After an evening of drinking, you may decide to curl up in the back seat of your car and go to sleep instead of risking a DUI charge. It is not possible to get a drinking and driving charge if you are not actually driving, right? Unfortunately, sleeping in your car can carry the same charges as actually drinking and driving. A Pennsylvania woman recently learned that sleeping in a car does not protect you from a DUI charge.
Pennsylvania Sleeping DUI Case
Pennsylvania's Superior Court has ruled that a Westmoreland County woman, Michelle Starry, should face charges for DUI, overturning the decision of a county judge that had dismissed the DUI charges. The county judge had dismissed the charges because Starry had been asleep in the back seat of her car when police arrested her.

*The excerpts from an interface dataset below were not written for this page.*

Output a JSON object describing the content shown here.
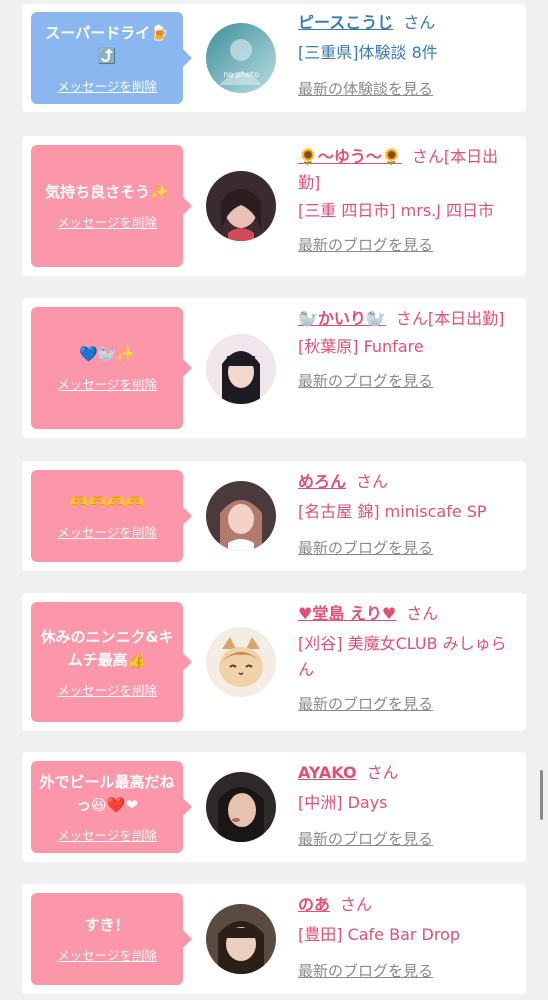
{
  "theme": {
    "pink": "#fc97a9",
    "blue": "#8ab7ef",
    "name_pink": "#e24f74",
    "name_blue": "#3a79b6",
    "link_gray": "#8a8a8a"
  },
  "items": [
    {
      "message": "スーパードライ🍺⤴️",
      "delete_label": "メッセージを削除",
      "name": "ピースこうじ",
      "honorific": "さん",
      "status": "",
      "shop": "[三重県]体験談 8件",
      "latest_link": "最新の体験談を見る",
      "avatar_text": "no photo",
      "color": "blue"
    },
    {
      "message": "気持ち良さそう✨",
      "delete_label": "メッセージを削除",
      "name": "🌻〜ゆう〜🌻",
      "honorific": "さん",
      "status": "[本日出勤]",
      "shop": "[三重 四日市] mrs.J 四日市",
      "latest_link": "最新のブログを見る",
      "color": "pink"
    },
    {
      "message": "💙🦭✨",
      "delete_label": "メッセージを削除",
      "name": "🦭かいり🦭",
      "honorific": "さん",
      "status": "[本日出勤]",
      "shop": "[秋葉原] Funfare",
      "latest_link": "最新のブログを見る",
      "color": "pink"
    },
    {
      "message": "🫶🫶🫶🫶",
      "delete_label": "メッセージを削除",
      "name": "めろん",
      "honorific": "さん",
      "status": "",
      "shop": "[名古屋 錦] miniscafe SP",
      "latest_link": "最新のブログを見る",
      "color": "pink"
    },
    {
      "message": "休みのニンニク&キムチ最高👍",
      "delete_label": "メッセージを削除",
      "name": "♥堂島 えり♥",
      "honorific": "さん",
      "status": "",
      "shop": "[刈谷] 美魔女CLUB みしゅらん",
      "latest_link": "最新のブログを見る",
      "color": "pink"
    },
    {
      "message": "外でビール最高だねっ😆❤️❤",
      "delete_label": "メッセージを削除",
      "name": "AYAKO",
      "honorific": "さん",
      "status": "",
      "shop": "[中洲] Days",
      "latest_link": "最新のブログを見る",
      "color": "pink"
    },
    {
      "message": "すき！",
      "delete_label": "メッセージを削除",
      "name": "のあ",
      "honorific": "さん",
      "status": "",
      "shop": "[豊田] Cafe Bar Drop",
      "latest_link": "最新のブログを見る",
      "color": "pink"
    }
  ]
}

Starry had been drinking heavily when she smashed her Hyundai into a tree along County Road in Loyalsock Township in January 2014. Emergency responders found Starry asleep in the back seat of her car when they arrived at the crash scene. Starry was bruised and smelled of alcohol, she was not even able to walk on her own. Testing revealed that Starry's blood-alcohol level was 0.304 percent, almost four times the legal limit.
The Superior Court found that the police had provided plenty of evidence for the DUI charge to stand. The judge in the case noted that there were no footprints in the snow around the scene, which would have shown that someone else got out of the car when it hit the tree. There was also a witness who had seen Starry behind the wheel before the crash. The logical assumption was that Starry was behind the wheel when the crash occurred.
Under Washington law, you can be charged with a DUI if you are in physical control of motor vehicle while under the influence of drugs or alcohol. Specifically, if you have a BAC of 0.08 or higher within two hours of being in physical control of a vehicle, you can be charged. A physical control charge can apply if you are off the roadway using the vehicle for shelter or a place to sleep. As long as you have physical control of your vehicle and you are drunk, even if you are not driving, you can be charged with a DUI. Washington does have an exception that specifies a person cannot be convicted of a DUI if they have moved their vehicle safely off the road prior to being pursued by police. The case law surrounding this defense is complex and confusing and depends greatly on the facts of a specific case. A physical control DUI comes with the same punishments and consequences as a traditional DUI and is considered a gross misdemeanor under Washington law.
Washington DUI Attorney
Regardless of the circumstances, anyone facing charges of driving under the influence has the right to a quality legal defense. If you have been arrested in Washington State, suspected of DUI or Physical Control charge, call Coleen St. Clair at St. Clair Law Offices (206) 578-2200 or contact her online.